We designed the Rap Battle to break the standard mold of boring information overload and to treat IT people like actual people. The microsite — http://www.datacenterrapbattle.com — engaged visitors with entertaining inside humor. The main event was a series of rap battle videos in which IT geeks gathered to settle the physical vs. virtual debate in a dimly lit office room with a gloomy "Fight Club" ambiance. The crews riffed on the merits of topics such as "Business Agility" vs. "Network Stability" in short-form videos.
The network security category is in transition as companies migrate from the old model (hardware-based networks) to a new world of "virtualization," where many network functions happen through software. The result? Tension within corporate data centers, as the old guard of IT bosses who built the physical network is pitted against the new breed of virtualization champs.
The network is the backbone of a business, and it is responsible for all aspects of operation. Maintaining this asset is a pressure-filled job, and preparing the network data center for a major transition—such as migrating from hardware-based technologies to software-defined networking (SDN) and virtualization—is even more stressful.
Research revealed many IT execs were suffering on the sidelines, waiting for someone to bridge the old way to the new. While competing brands champion either physical hardware or virtualization, Juniper's new architecture enables a simple, open and smart data center that accelerates the delivery of applications across multiple sites and clouds.
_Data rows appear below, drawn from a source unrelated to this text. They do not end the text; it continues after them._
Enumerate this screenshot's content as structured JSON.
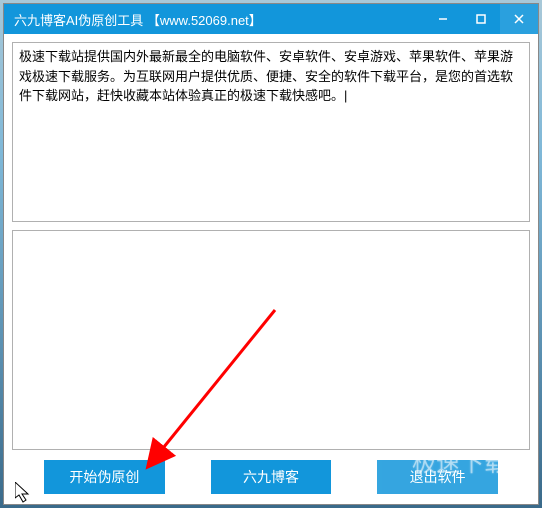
{
  "titlebar": {
    "title": "六九博客AI伪原创工具 【www.52069.net】"
  },
  "input": {
    "text": "极速下载站提供国内外最新最全的电脑软件、安卓软件、安卓游戏、苹果软件、苹果游戏极速下载服务。为互联网用户提供优质、便捷、安全的软件下载平台，是您的首选软件下载网站，赶快收藏本站体验真正的极速下载快感吧。|"
  },
  "output": {
    "text": ""
  },
  "buttons": {
    "start": "开始伪原创",
    "blog": "六九博客",
    "exit": "退出软件"
  },
  "watermark": "极速下载站"
}
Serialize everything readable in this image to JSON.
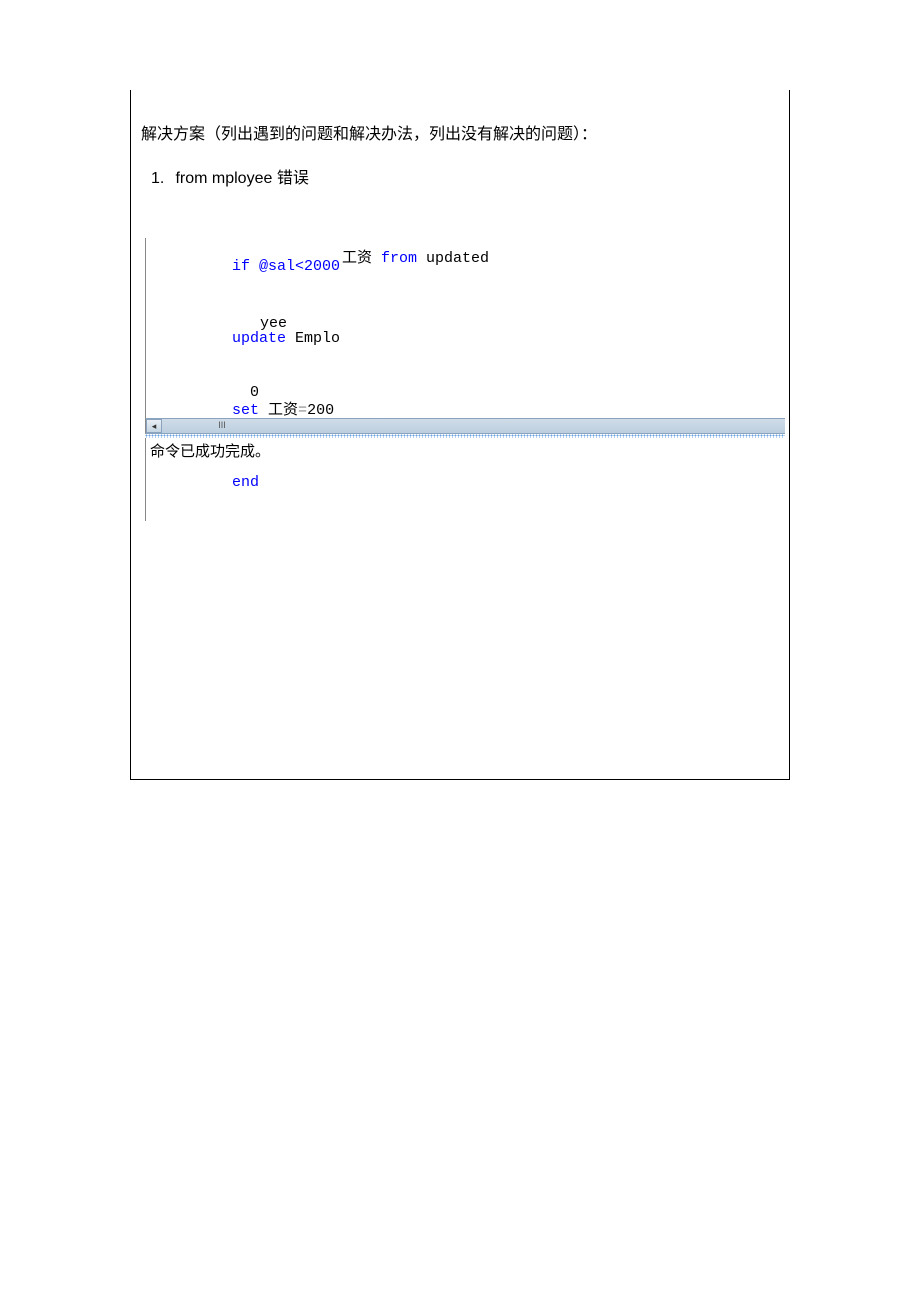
{
  "document": {
    "section_title": "解决方案（列出遇到的问题和解决办法，列出没有解决的问题）：",
    "list": {
      "number": "1.",
      "text": "from mployee 错误"
    }
  },
  "code": {
    "line1_left": "if @sal<2000",
    "line1_overlap": "工资 from updated",
    "line2_left": "update Emplo",
    "line2_overlap": "yee",
    "line3_left": "set 工资=200",
    "line3_overlap": "0",
    "line4": "end"
  },
  "scrollbar": {
    "left_arrow": "◂",
    "thumb": "III"
  },
  "result": {
    "message": "命令已成功完成。"
  }
}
We needed a bold, interruptive message to let IT folks know this big debate was unnecessary.
We proposed that an entertaining, mock confrontation would win the attention of busy IT execs, such as data center/network architects, CIOs and network administrators at midsize to large companies who deal with server virtualization, data center management and Software as a Service (SaaS). Our proposal relayed the salient points of each argument while explaining how MetaFabric delivers the best of both worlds.
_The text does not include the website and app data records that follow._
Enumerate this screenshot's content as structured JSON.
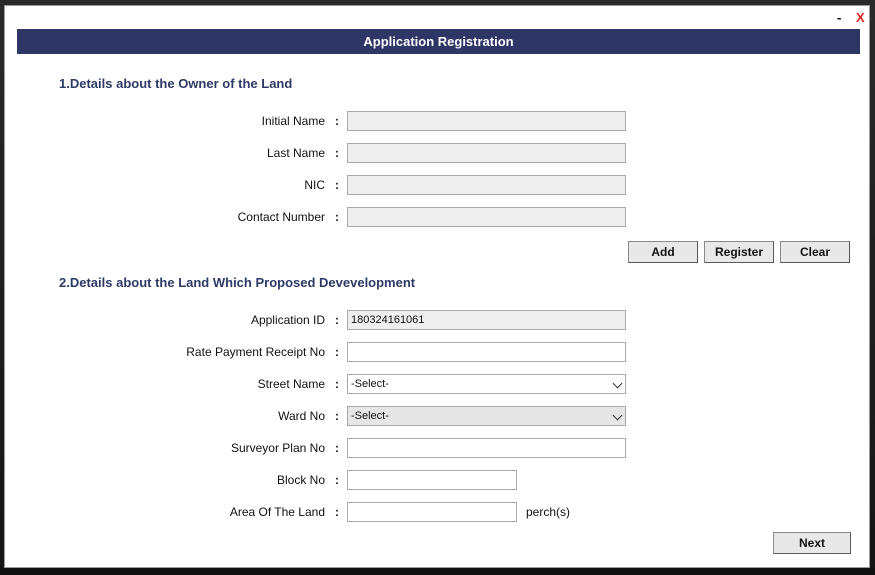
{
  "window": {
    "minimize_label": "-",
    "close_label": "X",
    "title": "Application Registration"
  },
  "section1": {
    "heading": "1.Details about the Owner of the Land",
    "fields": [
      {
        "label": "Initial Name",
        "value": ""
      },
      {
        "label": "Last Name",
        "value": ""
      },
      {
        "label": "NIC",
        "value": ""
      },
      {
        "label": "Contact Number",
        "value": ""
      }
    ],
    "buttons": {
      "add": "Add",
      "register": "Register",
      "clear": "Clear"
    }
  },
  "section2": {
    "heading": "2.Details about the Land Which Proposed Devevelopment",
    "application_id": {
      "label": "Application ID",
      "value": "180324161061"
    },
    "rate_payment_receipt": {
      "label": "Rate Payment Receipt No",
      "value": ""
    },
    "street_name": {
      "label": "Street Name",
      "selected": "-Select-"
    },
    "ward_no": {
      "label": "Ward No",
      "selected": "-Select-"
    },
    "surveyor_plan": {
      "label": "Surveyor Plan No",
      "value": ""
    },
    "block_no": {
      "label": "Block No",
      "value": ""
    },
    "area": {
      "label": "Area Of The Land",
      "value": "",
      "unit": "perch(s)"
    },
    "next_button": "Next"
  },
  "colon": ":"
}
Rap Battle site visitors could choose winners for each round, watch cheeky behind-the-scenes videos and record their own rap built on a Mad Libs-type script. Since our campaign offered an insider's POV of network security problems, it made sense to give our audience of IT pros a host of social tools to share the fun and spread the word. Animated Data Center GIFs, memes, downloadable beats and tasty ringtones were designed to aid awareness and extend Juniper's pop cultural relevance.
We also leveraged tech media since our audience depends on it for news and reviews and bought search terms related to physical and virtual networking solutions. We favored video units since they get the most hits, and invested in newer channels, such as Flipboard, to attract mobile users. This was particularly important since our audience is mobile all day.
Rap Battle delivered 132 million impressions and generated 5.3 million "engagements" at 10 cents per (CPE). We classified an engagement as landing on the site and taking an action, such as watching a video. Past Juniper campaigns fell within the $1–3 CPE range. The top paid-media traffic-driving sources were Google Display Network, Flipboard, YouTube, Twelvefold and Ars Technica.
Rap Battle drew 5.2 million Twitter engagements, including 9,800 retweets, 16,500 new follows and 15,300 favorites. We also tracked responses to Twitter-targeted ads with other paid media. The volume of these highly efficient engagements skewed the campaign CPE even lower.
"$.10 CPE is nearly unbelievable to me," said Brad Brooks, Juniper Networks' Chief Marketing Officer. "It shows that the content resonated very well for the target audience, and the right content can be a huge multiplier on any media buy. In this case, it clearly was."